    • civilian space projects such as lunar exploration.
  • The two sides are focused on cooperation in defense production.
  • India and the US announced one concrete measure — the making of a fighter jet engine in India.


Challenges in relations:

  • Absence of any significant offer of high tech by the US to India, despite bilateral ties, growing steadily in warmth and closeness.
    • Instead the transfer of multiple advanced technologies, including submarine nuclear propulsion to Australia.


Accords and agreements,

  • Next Steps in Strategic Partnership” in 2004
  • Defence Framework Agreement” in 2005
  • “Indo-US Civil Nuclear Agreement” in 2008
  • “Defence Technology and Trade Initiative” in 2012
  • Major Defence Partner” status by US Congress in 2016
  • Institution of “2+2 talks” in 2018.
  • US-India Initiative on Critical and Emerging Technologies spearheaded by the National Security Councils (NSC) of the two countries”
  • Heads of ISRO and DRDO, recently held the first formal talks in Washington with their US counterparts


What are the advantages of  iCET?

  • It could become a “game changer” in catalyzing Indo-US technology cooperation
  • Persuading the US to lift existing export control restrictions
  • Encouraging the private sector of both countries to cooperate in sensitive sectors.
  • Dispel the cloud of mistrust that has hung over this relationship
  • Demonstrate a mutual commitment to investing in advanced technologies, such as quantum computing, AI and space, semiconductor design and manufacture.
  • Areas in which India’s defense industrial complex has been struggling for decades iCET must focus urgently.


Issues with them:

  • The Indo-US “strategic partnership: It has delivered only $22 billion worth of military hardware, purchased by India via the foreign military sales programme.


India’s defense industrial complex:

  • It comprises the DRDO, defense public sector undertakings (DPSU) and the (erstwhile) Ordnance Factory Board, with the Soviet/Russian arms industry.
  • Beginning in the mid-1960s, our DPSUs built, under license, 800 or more fighters of the MiG series along with about 2,000 aero engines, a few thousand battle-tanks, armored vehicles and their engines.


Consequence of  oversight or lapse:

  • Importer: India has remained amongst the world’s largest importer of arms
  • Buying from abroad weapons ranging from rifles and machine guns to battle tanks and fighters, and prime movers from diesel and aero engines to nuclear reactors.


Way Forward

  • Even though ownership of technology in the US may lie with the private sector, the US Arms Export Control Act not only requires clearances from the Departments of State and Defence for ToT but also imposes certain restrictions on the recipient state.
  • An unstated but significant, long-term objective of the iCET: To wean India off its dependency on Russian military hardware.
    • This is likely to face stiff resistance on various grounds from Moscow as well as from domestic quarters
  • The time has come for India to break free of Russia’s apron strings and regain “strategic autonomy” in international affairs.
  • India is in dire need of technology, the US industry remains firmly focused on trade.
    • India will, therefore, need to leverage its considerable purchases in the arms, energy, civil aviation, nuclear and other sectors in a holistic manner to extract technology from the US.
  • India must bear in mind that merely switching from Russian to American military hardware will be a case of “jumping from the frying pan into the fire”.
    • Atmanirbharta must remain our ultimate aim.



Q. What is the significance of Indo-US deals over Indo-Russian defense deals?
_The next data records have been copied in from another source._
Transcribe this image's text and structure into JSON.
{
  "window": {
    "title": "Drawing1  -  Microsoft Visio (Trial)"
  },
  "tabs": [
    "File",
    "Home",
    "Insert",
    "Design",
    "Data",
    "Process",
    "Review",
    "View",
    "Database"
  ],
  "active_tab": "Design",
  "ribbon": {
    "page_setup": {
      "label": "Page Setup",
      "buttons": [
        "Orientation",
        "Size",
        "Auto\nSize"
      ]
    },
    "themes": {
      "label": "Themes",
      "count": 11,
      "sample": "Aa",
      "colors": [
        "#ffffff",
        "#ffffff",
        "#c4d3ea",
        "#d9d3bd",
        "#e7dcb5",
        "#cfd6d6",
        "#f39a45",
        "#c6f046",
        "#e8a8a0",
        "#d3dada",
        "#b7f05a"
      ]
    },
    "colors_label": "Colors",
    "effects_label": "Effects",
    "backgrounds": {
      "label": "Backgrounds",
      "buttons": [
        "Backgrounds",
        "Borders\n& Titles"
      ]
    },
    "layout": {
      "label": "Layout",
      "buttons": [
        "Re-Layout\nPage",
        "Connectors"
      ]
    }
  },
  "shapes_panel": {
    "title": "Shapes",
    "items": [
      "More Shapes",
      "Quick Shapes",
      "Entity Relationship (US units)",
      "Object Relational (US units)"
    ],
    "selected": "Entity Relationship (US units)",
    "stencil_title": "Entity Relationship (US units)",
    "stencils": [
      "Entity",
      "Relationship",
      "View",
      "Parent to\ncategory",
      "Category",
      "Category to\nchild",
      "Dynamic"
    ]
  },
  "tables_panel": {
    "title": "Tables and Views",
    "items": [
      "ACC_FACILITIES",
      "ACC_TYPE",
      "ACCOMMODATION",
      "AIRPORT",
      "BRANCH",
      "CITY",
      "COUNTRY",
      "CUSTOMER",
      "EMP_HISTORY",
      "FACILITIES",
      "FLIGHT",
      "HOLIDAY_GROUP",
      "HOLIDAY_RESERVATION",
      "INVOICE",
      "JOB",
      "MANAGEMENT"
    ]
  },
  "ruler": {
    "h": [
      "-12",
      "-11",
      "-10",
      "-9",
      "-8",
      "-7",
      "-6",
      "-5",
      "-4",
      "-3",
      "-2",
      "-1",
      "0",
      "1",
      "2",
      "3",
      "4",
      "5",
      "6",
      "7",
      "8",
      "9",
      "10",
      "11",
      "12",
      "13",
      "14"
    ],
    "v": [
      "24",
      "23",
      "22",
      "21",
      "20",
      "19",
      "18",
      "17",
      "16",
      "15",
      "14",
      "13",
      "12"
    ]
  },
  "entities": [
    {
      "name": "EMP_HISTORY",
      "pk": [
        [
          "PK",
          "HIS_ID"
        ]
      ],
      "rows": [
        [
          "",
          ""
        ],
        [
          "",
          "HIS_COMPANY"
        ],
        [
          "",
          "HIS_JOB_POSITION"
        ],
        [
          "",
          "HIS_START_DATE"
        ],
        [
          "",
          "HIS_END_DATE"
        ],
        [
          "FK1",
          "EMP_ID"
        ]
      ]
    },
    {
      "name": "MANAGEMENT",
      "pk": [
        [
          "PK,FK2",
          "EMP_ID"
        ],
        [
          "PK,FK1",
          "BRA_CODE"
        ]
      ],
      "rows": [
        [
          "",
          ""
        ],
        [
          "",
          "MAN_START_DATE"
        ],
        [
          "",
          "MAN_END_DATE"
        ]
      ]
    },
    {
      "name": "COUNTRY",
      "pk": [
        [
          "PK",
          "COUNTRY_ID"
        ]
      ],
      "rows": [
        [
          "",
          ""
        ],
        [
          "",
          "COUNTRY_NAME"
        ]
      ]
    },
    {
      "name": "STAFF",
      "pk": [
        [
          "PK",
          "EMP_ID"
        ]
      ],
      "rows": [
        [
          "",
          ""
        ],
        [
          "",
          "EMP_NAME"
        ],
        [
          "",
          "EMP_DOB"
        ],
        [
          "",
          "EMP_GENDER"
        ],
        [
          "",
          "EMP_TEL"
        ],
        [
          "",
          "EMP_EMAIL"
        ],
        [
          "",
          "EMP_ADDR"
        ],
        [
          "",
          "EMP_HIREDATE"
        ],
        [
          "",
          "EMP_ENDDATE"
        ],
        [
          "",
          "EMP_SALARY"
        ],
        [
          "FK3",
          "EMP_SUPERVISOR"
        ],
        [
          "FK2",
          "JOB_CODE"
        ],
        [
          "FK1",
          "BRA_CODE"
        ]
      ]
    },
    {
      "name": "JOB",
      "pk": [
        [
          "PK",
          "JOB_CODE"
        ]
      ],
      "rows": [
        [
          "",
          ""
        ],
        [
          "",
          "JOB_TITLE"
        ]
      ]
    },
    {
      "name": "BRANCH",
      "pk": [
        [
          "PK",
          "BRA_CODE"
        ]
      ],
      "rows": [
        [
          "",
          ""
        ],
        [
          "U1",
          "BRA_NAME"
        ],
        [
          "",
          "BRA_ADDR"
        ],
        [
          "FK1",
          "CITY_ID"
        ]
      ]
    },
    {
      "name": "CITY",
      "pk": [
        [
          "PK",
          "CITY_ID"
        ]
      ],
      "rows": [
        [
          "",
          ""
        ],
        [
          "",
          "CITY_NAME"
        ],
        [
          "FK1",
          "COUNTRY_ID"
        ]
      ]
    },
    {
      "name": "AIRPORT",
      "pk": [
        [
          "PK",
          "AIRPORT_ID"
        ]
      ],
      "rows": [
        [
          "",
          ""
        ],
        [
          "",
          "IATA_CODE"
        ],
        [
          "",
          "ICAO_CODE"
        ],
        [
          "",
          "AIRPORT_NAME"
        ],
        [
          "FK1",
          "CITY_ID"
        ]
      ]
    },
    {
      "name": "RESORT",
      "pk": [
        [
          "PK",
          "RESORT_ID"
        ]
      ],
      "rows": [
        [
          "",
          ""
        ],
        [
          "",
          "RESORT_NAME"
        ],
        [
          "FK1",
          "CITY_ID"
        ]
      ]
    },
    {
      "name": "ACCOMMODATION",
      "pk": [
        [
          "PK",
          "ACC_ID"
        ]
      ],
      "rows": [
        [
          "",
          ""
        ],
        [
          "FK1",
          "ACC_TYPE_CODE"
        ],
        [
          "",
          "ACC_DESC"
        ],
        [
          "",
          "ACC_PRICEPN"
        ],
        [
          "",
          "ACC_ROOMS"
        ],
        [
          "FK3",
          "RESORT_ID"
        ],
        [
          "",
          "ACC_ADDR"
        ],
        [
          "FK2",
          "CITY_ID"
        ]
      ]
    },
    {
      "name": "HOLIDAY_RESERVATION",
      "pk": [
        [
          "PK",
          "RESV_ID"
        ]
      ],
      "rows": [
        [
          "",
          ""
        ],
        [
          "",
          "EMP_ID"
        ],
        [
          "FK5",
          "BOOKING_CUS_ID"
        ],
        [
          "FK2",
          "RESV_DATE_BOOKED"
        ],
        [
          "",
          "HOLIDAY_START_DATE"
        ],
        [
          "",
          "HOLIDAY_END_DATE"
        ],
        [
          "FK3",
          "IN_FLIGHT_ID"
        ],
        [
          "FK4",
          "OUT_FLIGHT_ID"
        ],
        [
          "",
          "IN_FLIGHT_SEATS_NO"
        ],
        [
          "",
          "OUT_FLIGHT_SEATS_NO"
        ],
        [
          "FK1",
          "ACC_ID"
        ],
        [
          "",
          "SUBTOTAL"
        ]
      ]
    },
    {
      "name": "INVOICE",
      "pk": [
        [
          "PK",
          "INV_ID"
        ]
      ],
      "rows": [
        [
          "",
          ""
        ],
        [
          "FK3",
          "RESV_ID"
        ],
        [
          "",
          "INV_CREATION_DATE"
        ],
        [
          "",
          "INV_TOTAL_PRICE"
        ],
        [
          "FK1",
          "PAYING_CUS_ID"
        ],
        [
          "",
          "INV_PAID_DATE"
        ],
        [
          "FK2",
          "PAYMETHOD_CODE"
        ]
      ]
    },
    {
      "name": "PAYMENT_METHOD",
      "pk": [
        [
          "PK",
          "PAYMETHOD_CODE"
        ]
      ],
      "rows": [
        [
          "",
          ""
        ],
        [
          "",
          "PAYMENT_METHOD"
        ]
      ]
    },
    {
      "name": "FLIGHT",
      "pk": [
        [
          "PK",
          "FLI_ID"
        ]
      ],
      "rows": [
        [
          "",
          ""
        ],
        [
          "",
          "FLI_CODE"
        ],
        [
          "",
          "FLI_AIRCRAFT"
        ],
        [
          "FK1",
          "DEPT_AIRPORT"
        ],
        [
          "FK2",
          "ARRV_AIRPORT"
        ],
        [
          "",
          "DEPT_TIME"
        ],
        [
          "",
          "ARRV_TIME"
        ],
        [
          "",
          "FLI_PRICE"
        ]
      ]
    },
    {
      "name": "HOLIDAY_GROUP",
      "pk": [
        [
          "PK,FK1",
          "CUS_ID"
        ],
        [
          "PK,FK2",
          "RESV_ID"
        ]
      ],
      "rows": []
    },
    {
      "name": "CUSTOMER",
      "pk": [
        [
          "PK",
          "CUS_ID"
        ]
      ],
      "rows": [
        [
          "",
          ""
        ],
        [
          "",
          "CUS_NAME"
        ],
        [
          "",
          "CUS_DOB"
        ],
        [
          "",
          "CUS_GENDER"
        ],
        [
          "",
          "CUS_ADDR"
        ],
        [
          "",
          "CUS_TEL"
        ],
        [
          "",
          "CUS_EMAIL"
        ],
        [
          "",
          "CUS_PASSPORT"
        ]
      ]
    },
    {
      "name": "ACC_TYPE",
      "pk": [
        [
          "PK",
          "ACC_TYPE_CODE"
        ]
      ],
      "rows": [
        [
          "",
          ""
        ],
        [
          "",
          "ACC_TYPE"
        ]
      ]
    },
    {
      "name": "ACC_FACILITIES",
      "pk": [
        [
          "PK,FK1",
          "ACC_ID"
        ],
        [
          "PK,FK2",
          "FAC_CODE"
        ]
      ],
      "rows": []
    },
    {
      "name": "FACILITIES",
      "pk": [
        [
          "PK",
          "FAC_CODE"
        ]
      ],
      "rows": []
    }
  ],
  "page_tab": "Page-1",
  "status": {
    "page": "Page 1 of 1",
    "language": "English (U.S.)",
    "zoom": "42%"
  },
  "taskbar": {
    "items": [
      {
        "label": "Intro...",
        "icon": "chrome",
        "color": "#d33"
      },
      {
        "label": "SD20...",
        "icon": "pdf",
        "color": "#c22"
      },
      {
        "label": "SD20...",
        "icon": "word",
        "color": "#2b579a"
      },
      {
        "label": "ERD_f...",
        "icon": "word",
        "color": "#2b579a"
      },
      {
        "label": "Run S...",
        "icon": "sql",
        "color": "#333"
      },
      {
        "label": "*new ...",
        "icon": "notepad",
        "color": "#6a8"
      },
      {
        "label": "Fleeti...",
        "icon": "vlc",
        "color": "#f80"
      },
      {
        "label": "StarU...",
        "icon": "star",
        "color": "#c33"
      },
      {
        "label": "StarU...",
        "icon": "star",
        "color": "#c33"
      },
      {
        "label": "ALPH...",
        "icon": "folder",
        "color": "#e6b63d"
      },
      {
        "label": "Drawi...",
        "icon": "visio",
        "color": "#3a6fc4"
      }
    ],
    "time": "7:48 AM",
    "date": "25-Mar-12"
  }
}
Discuss with reference to stability in the Indo-Pacific region(UPSC 2020) (200 WORDS, 10 MARKS)